Aim of the task: Repeat the data exactly, please; no pictures belong in the copy.

Web page and app entries:
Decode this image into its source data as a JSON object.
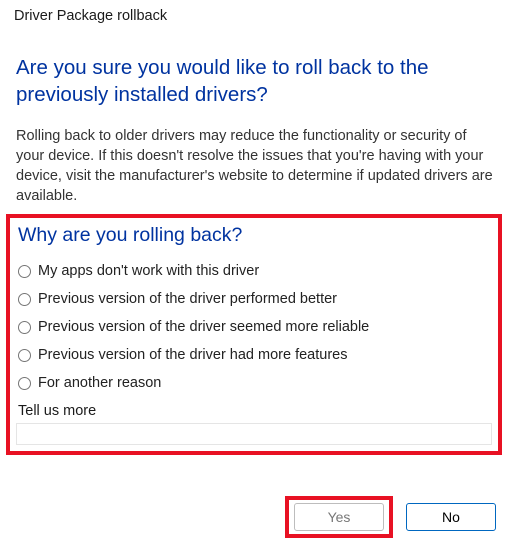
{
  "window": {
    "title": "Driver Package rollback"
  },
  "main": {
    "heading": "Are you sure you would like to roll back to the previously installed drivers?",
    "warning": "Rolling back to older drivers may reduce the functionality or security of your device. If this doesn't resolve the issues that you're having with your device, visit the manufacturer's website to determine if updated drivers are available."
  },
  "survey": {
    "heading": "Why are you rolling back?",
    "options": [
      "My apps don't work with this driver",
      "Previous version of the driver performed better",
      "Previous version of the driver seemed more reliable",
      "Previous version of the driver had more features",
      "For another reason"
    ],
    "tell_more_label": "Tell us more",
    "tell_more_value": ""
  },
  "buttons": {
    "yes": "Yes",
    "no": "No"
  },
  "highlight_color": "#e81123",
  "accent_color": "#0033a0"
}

Exercise output:
Decode this image into its source data as a JSON object.
{
  "window": {
    "title": "Driver Package rollback"
  },
  "main": {
    "heading": "Are you sure you would like to roll back to the previously installed drivers?",
    "warning": "Rolling back to older drivers may reduce the functionality or security of your device. If this doesn't resolve the issues that you're having with your device, visit the manufacturer's website to determine if updated drivers are available."
  },
  "survey": {
    "heading": "Why are you rolling back?",
    "options": [
      "My apps don't work with this driver",
      "Previous version of the driver performed better",
      "Previous version of the driver seemed more reliable",
      "Previous version of the driver had more features",
      "For another reason"
    ],
    "tell_more_label": "Tell us more",
    "tell_more_value": ""
  },
  "buttons": {
    "yes": "Yes",
    "no": "No"
  },
  "highlight_color": "#e81123",
  "accent_color": "#0033a0"
}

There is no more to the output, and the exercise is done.